Jason Statham stars as H in Guy Ritchie’s “Wrath of Man” (Photo Credit: Christopher Raphael/2021 Metro-Goldwyn-Mayer Pictures, Inc.).
How far would you go to avenge a wrong done to you?
Many people will say that they would do whatever it takes to get revenge on an enemy.
But how many have the ability and wherewithal to actually make their adversaries pay for the wrongs that they have committed?
In “Wrath of Man,” H (Jason Statham, “The Meg”) has the calming menace and ruthlessness to make all of his enemies cower, which makes “Wrath of Man” the type of brutal action film that perfectly fits the summer movie formula.
“Wrath of Man” depicts the plight of armored truck drivers.
Like bankers and bank tellers, armored truck drivers put their lives on the line everyday in order to safeguard the money of others.
While many idiotic criminals take penitentiary chances robbing corner stores and liquor stores, seasoned criminals often put their lives and livelihood in danger only if there are large sums of money for the taking.
While everyday street thugs might die or go to jail for a few dollars, those that specialize in robbing armored trucks are the crème de la crème of criminals because their felonious capers take skill, precision, intelligence and preparedness to pull off successfully.
Even with planning and details, life and riches are not promised just because one robs an armored truck with millions of dollars inside.
Most importantly, working for an armored truck company does not guarantee anything either because even with weapons, training and safety protocols, there is nothing that one can do when an evil criminal mastermind is determined to get rich quick.
“Wrath of Man” begins as two employees from Fortico, a private security firm responsible for picking up and transporting millions of dollars, get gunned down during a robbery in which they follow all safety procedures and protocols.
The unfortunate victims of the armored truck robbery follow procedures to a fault because when an opportunity presents itself for a possible escape, they are more concerned with procedures and calling in the robbery than with actual escape.
The murder of two Fortico employees hits the company hard.
Employees get constantly reminded to follow procedures during a robbery and not to play the hero because they are not even protecting their own money.
To an extent, Fortico employees are paid to transfer money, not to risk their lives trying to save the money.
In fact, Fortico often moves $15 million per day in their numerous armored trucks.
However, the motto of following all safety protocols changes in “Wrath of Man” when H joins the operation.
Fortico prospects have to pass their training exercises with a score of 70 percent.
The training consists of driving exercises and shooting drills.
Luckily, H scores the required 70 percent on the dot to gain employment at Fortico.

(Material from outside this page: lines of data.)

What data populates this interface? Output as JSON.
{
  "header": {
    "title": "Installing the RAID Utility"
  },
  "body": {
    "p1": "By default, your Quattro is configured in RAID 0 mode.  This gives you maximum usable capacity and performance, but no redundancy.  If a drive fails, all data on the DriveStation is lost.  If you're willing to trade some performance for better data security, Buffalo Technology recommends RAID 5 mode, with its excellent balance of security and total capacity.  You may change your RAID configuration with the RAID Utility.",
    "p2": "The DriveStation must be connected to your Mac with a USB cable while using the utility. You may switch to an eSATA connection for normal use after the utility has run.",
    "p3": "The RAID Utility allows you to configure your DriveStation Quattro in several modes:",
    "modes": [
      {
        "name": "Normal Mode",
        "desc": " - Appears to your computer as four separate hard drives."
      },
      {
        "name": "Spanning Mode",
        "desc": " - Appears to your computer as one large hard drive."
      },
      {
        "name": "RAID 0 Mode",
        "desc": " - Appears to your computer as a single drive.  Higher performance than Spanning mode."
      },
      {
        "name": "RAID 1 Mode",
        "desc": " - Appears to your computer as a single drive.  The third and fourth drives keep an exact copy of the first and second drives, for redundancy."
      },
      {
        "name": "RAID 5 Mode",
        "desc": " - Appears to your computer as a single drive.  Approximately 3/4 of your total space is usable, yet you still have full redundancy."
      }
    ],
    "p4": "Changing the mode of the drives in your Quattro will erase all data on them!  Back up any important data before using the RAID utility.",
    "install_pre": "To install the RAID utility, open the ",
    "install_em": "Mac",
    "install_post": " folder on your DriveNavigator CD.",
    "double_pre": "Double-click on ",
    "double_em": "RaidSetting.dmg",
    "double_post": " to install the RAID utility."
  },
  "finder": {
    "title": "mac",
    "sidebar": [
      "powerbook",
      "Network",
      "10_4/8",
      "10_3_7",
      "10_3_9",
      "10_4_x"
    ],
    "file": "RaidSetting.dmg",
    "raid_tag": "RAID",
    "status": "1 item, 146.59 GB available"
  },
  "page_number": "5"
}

While he gains employment, his supervisor Bullet (Holt McCallany, “Sully”) tells him he has no chance of becoming a Formula-1 racecar driver.
Furthermore, Bullet tells H that his shooting skills must have become rusty since he left his last security job.
Despite getting the new job, H does not try to endear himself to his new co-workers and bosses.
The other employees at Fortico think that something does not add up with H.
He seems over qualified for the job at Fortico.
Furthermore, he has a dark spirit and a bad attitude, not being one to mingle with the rest of his colleagues.
However, H becomes a hero inside the walls of Fortico when he successfully fights back against would-be robbers.
While his shooting skills appeared average in his training exercises, he shoots like a skilled marksman when robbers hold Bullet as a hostage and those same thieves begin shooting at him and Boy Sweat Dave (Josh Hartnett, “Sin City”).
In “Wrath of Man,” H’s heroics solidify his respect within the Fortico power structure.
But it also deepens the suspicions of some of his co-workers who believe that this dark spirit of a man cannot be trusted with their entire operation.
First and foremost “Wrath of Man” is dope because of Statham.
The British actor has become a legend much in the same vein as Samuel L. Jackson and Vin Diesel.
All three seem to play the same character, with the same voice and same demeanor in many of their movies.
But for some reason it works every time.
Stereotypically, many Americans do not see Brits as menacing, possibly because of their accent that makes all of them sound proper and superiorly educated.
However, Statham is able to destroy that stereotype while still speaking the King’s English.
He just has a do not mess with me attitude and body language.
The Guy Ritchie-directed “Wrath of Man” has to draw comparisons with other armored truck heist films like “Takers” and “The Italian Job.”
But while “Takers” was suave and sophisticated and “The Italian Job” was comical, “Wrath of Man” is just vicious and ferocious.
But while “Wrath of Man” boasts bloodthirsty action, the film does not contain the best acting.
Rapper Post Malone did not quite measure up even against just serviceable acting jobs.
Thankfully, Post Malone’s performance in “Wrath of Man” is limited to a bit part.
And although Statham is not a true thespian, his gravitas as a bona fide bada$$ makes “Wrath of Man” a fire movie as far as summer blockbusters are concerned.
And when a man like Statham, or H, is wrathful and vengeful, all hell might break loose at any moment.